Assigned task> Copy each line in the data below that contains the word "post".

[App and web page records]
>>

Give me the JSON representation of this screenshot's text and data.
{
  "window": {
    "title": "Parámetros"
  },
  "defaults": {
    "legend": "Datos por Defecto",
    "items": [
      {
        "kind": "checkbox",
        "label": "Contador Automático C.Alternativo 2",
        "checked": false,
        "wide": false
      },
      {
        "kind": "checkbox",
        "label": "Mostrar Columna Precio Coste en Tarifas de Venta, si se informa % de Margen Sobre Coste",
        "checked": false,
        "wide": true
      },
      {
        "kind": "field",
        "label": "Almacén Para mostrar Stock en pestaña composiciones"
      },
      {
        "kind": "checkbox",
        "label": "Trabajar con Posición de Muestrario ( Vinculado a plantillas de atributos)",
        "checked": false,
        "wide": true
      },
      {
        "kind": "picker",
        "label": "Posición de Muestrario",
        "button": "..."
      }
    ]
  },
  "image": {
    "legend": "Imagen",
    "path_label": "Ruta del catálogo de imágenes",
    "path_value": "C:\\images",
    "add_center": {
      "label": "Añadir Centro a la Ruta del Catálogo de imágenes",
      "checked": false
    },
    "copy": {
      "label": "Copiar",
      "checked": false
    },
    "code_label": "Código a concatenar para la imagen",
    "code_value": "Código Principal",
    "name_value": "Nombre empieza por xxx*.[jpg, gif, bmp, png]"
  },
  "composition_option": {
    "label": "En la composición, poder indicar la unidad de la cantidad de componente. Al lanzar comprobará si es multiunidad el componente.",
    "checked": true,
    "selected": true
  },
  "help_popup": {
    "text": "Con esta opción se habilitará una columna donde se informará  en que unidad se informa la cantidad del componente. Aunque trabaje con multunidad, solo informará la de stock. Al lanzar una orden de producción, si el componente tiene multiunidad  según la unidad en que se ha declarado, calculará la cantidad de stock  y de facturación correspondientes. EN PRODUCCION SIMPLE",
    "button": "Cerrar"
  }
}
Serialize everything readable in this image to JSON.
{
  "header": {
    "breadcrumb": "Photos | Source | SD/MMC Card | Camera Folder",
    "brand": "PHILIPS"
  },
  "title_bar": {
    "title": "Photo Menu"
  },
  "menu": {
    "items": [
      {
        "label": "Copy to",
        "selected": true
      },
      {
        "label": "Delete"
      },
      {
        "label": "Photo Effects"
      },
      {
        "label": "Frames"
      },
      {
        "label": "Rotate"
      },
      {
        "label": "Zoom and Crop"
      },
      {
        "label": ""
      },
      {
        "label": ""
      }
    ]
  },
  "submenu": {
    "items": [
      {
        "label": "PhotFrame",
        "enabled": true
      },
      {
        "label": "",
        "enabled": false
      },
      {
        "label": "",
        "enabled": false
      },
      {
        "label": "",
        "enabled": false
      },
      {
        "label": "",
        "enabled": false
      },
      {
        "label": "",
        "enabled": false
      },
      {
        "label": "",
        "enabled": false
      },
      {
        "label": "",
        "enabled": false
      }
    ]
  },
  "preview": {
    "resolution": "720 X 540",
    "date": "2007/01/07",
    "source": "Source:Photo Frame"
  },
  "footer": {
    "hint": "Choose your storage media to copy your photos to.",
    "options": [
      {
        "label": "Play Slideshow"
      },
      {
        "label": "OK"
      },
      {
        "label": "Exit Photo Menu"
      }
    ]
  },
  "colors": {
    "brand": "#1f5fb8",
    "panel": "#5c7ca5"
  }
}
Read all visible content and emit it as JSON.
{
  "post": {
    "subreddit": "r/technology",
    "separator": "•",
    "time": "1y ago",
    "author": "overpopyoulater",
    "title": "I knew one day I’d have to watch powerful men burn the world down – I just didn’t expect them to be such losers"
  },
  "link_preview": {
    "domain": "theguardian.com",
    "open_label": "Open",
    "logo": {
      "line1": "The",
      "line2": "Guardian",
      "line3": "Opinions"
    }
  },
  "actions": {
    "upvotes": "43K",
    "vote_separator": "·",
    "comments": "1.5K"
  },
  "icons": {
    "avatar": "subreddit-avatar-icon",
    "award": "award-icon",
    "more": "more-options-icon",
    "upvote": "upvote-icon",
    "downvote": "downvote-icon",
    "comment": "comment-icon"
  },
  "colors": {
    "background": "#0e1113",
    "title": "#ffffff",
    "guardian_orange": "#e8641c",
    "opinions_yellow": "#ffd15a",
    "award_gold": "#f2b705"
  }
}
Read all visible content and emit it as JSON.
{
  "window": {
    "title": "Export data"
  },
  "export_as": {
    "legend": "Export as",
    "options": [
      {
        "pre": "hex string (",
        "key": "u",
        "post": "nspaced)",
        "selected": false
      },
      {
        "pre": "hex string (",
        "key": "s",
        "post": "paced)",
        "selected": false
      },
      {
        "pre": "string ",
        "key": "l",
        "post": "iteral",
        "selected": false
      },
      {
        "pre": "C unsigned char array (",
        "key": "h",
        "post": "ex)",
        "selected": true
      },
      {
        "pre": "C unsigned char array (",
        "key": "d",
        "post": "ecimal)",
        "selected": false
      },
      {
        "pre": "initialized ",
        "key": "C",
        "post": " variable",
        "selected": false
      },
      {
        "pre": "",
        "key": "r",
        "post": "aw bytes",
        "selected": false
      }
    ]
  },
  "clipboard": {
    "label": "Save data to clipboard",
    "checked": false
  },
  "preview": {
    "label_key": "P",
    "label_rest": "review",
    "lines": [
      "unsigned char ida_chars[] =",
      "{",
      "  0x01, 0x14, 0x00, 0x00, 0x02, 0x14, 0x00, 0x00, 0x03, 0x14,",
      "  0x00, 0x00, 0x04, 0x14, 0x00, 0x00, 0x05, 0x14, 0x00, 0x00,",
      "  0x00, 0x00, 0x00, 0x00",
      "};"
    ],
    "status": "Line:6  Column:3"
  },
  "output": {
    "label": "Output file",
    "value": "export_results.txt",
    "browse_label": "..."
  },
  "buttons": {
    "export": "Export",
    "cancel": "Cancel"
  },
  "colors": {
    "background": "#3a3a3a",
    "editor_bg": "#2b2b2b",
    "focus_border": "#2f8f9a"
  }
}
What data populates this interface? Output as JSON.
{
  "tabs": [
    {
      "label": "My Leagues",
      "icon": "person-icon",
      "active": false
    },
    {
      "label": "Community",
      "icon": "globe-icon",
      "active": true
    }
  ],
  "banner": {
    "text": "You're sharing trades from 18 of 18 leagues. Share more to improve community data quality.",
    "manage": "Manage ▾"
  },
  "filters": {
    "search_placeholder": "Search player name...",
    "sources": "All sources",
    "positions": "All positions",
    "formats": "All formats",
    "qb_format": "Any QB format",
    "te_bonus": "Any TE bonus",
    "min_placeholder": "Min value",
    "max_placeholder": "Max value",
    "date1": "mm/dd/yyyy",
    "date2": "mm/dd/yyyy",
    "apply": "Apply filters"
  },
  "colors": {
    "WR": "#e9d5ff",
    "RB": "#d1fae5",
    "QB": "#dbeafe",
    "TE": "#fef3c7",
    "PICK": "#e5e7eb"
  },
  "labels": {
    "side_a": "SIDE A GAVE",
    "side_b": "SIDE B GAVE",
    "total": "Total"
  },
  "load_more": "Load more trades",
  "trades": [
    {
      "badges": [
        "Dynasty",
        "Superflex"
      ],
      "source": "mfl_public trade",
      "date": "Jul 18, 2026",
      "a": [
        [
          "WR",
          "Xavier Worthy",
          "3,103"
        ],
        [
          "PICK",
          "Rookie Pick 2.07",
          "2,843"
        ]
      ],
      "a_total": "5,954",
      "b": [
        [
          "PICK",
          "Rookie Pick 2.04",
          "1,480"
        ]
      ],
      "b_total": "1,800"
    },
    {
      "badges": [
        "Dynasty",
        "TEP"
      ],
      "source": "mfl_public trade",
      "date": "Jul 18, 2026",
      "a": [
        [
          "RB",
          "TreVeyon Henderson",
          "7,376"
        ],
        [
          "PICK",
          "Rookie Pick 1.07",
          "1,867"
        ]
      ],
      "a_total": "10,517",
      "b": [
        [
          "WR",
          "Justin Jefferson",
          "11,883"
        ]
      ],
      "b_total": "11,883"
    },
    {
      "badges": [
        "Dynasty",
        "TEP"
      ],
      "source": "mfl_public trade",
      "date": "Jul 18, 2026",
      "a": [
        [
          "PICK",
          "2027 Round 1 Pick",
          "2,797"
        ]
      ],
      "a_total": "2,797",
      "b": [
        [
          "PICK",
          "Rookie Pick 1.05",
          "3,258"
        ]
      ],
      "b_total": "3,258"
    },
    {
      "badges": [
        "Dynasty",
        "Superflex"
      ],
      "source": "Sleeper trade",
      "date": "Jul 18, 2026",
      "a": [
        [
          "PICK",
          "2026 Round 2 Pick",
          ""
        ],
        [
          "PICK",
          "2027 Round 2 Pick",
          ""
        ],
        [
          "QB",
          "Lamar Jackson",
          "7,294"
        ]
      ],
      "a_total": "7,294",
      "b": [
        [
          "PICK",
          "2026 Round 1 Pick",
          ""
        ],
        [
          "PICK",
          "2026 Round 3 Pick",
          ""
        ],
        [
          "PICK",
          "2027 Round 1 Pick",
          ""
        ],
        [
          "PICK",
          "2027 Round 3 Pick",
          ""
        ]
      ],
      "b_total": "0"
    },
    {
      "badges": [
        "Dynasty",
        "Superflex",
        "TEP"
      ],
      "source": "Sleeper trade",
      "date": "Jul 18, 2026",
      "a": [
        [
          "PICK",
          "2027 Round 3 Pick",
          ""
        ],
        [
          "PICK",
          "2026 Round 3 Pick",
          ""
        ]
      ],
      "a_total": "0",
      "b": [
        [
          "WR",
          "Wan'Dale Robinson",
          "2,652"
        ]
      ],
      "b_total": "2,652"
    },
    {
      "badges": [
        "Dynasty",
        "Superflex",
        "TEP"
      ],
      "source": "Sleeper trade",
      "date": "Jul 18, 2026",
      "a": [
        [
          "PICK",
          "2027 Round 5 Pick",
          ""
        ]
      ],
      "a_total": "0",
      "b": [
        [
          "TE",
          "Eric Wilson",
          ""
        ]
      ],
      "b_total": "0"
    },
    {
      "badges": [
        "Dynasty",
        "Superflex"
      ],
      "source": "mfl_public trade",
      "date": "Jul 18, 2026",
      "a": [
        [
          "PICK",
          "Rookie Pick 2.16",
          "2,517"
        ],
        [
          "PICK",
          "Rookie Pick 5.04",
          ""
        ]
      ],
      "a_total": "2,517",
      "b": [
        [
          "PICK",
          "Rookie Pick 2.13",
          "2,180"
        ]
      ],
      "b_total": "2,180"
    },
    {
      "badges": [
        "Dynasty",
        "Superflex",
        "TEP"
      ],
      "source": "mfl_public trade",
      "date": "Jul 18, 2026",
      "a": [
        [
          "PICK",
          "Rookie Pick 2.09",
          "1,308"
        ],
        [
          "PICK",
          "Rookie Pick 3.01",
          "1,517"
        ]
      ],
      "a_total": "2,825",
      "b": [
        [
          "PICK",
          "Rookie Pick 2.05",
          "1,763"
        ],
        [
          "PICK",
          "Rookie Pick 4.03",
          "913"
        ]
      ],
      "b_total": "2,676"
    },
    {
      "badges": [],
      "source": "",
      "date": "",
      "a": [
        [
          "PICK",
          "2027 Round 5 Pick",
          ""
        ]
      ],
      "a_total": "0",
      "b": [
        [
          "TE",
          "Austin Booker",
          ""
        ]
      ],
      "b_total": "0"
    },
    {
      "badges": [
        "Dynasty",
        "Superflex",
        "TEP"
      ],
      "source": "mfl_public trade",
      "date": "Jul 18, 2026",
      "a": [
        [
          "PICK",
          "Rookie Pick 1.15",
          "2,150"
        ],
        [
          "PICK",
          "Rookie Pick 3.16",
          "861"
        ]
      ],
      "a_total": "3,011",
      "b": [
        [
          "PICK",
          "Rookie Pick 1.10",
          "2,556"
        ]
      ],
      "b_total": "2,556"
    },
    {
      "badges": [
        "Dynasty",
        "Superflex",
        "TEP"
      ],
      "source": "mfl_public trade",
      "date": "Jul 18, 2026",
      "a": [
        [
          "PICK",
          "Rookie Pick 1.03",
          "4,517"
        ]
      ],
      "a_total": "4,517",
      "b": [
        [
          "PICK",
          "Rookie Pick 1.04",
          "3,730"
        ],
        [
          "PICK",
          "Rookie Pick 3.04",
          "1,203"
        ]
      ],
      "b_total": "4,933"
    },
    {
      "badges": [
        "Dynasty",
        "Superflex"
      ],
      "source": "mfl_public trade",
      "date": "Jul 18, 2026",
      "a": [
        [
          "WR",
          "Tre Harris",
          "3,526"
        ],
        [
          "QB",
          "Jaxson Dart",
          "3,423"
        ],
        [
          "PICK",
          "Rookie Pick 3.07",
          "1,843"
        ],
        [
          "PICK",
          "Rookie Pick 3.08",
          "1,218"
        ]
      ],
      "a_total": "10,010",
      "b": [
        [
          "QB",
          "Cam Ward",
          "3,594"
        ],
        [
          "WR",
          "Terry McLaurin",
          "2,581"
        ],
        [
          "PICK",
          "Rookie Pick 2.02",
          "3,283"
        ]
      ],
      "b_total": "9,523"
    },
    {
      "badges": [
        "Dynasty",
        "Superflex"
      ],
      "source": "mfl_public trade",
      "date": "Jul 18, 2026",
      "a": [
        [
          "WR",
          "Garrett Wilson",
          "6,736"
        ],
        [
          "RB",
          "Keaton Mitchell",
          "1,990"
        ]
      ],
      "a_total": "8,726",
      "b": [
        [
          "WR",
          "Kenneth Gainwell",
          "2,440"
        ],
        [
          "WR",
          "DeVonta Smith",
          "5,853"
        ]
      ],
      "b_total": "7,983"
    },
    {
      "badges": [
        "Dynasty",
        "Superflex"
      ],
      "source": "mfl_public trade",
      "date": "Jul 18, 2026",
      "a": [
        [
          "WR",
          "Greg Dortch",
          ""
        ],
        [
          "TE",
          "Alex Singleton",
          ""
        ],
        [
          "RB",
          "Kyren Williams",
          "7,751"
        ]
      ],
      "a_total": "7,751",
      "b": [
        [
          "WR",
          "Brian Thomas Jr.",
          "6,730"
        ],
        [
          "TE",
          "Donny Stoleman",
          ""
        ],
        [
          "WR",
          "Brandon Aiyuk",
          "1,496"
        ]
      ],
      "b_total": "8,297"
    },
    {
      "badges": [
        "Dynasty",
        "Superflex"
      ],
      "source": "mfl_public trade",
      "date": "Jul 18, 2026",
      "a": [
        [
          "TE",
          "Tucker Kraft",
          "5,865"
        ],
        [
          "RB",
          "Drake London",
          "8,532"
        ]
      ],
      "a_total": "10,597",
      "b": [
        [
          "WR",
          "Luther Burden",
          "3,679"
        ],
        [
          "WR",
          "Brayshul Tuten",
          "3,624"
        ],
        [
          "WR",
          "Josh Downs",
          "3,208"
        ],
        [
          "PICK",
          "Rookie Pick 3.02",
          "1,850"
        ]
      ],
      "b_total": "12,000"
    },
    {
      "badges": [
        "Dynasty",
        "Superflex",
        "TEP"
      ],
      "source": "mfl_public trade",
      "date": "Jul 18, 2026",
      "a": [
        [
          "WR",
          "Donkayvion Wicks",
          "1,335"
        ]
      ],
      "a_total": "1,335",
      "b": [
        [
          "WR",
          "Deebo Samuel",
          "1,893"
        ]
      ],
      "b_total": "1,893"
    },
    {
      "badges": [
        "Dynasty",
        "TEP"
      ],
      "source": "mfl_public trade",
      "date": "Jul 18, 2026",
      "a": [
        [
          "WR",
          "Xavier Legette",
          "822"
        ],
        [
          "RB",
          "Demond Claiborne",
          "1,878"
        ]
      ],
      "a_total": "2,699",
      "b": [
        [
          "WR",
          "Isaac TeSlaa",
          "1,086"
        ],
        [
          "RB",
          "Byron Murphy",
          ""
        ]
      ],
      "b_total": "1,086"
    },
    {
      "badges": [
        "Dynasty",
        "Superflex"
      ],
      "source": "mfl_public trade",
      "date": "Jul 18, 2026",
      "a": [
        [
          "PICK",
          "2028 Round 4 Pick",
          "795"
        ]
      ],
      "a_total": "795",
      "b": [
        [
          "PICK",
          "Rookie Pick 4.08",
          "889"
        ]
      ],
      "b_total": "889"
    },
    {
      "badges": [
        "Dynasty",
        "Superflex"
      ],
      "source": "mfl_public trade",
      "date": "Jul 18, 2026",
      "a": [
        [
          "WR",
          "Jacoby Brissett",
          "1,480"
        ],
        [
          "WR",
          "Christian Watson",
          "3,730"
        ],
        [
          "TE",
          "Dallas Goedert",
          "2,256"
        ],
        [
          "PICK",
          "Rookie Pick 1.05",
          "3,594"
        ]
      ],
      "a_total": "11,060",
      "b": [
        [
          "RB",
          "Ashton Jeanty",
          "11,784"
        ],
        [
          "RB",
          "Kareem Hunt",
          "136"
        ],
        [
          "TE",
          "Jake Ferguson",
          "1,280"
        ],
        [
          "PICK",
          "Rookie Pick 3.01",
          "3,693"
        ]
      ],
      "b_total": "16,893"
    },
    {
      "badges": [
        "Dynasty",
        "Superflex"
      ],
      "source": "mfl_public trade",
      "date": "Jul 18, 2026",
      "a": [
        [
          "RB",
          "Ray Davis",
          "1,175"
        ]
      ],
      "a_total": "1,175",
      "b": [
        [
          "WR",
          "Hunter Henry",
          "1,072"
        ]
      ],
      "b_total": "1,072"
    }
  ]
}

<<

Response>
  "post": {
        "post": "nspaced)",
        "post": "paced)",
        "post": "iteral",
        "post": "ex)",
        "post": "ecimal)",
        "post": " variable",
        "post": "aw bytes",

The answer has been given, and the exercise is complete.